Goodwin sought damages for past and future pain and suffering.

In his report, the defense's expert in neurology determined that at most, Goodwin suffered a minor concussion; however, the expert questioned even that diagnosis, since she did not lose consciousness or suffer any altered awareness that had been recorded in the emergency-room records. The expert concluded that Goodwin's ongoing symptoms were undoubtedly related to her pre-morbid psychological factors. Prior to the accident, Goodwin had a history consistent with ADHD and reading difficulties. She had prior depression and anxiety as well as fatigue and hypertension.

In his report, the defense's expert in neuropsychology, who examined Goodwin, determined that the evaluation provided no clear or consistent evidence that Goodwin was experiencing any neurocognitive issues that could be related to any injuries sustained in accident. The expert attributed the isolated areas of mild deficiency seen in testing to Goodwin's ADHD and general health status, as she had recently been diagnosed with lung cancer, and emotional/situational factors.

According to the expert, Goodwin likely suffered a mild concussion whose symptoms would have fully resolved within a week to a few months. The expert found that the accident likely resulted in temporary exacerbation of her pre-existing depression and anxiety symptoms.

Goodwin's counsel noted that, prior to the accident, the plaintiff had never complained of headaches, dizziness, vision difficulties or memory difficulties.

The parties negotiated a pretrial settlement. Nationwide agreed to pay $165,000, from an underinsured motorist policy that provided $300,000 of coverage. Combined with the settlement with the tortfeasor, Goodwin received a total amount of $240,000.

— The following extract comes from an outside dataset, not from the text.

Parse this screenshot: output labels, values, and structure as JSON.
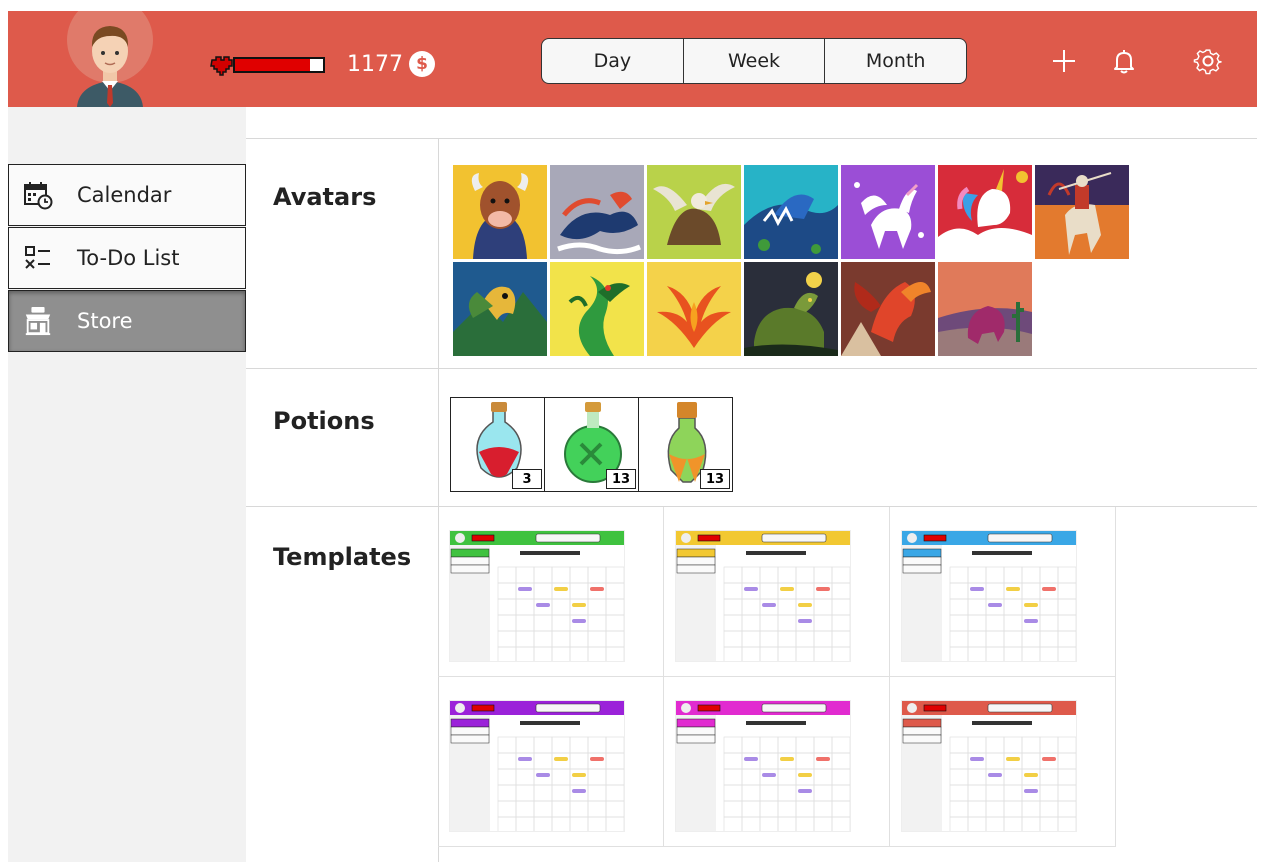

This report is based on information that was provided by plaintiff's counsel. Defense counsel did not respond to the reporter's calls for comment.

—This report first appeared in VerdictSearch, an ALM publication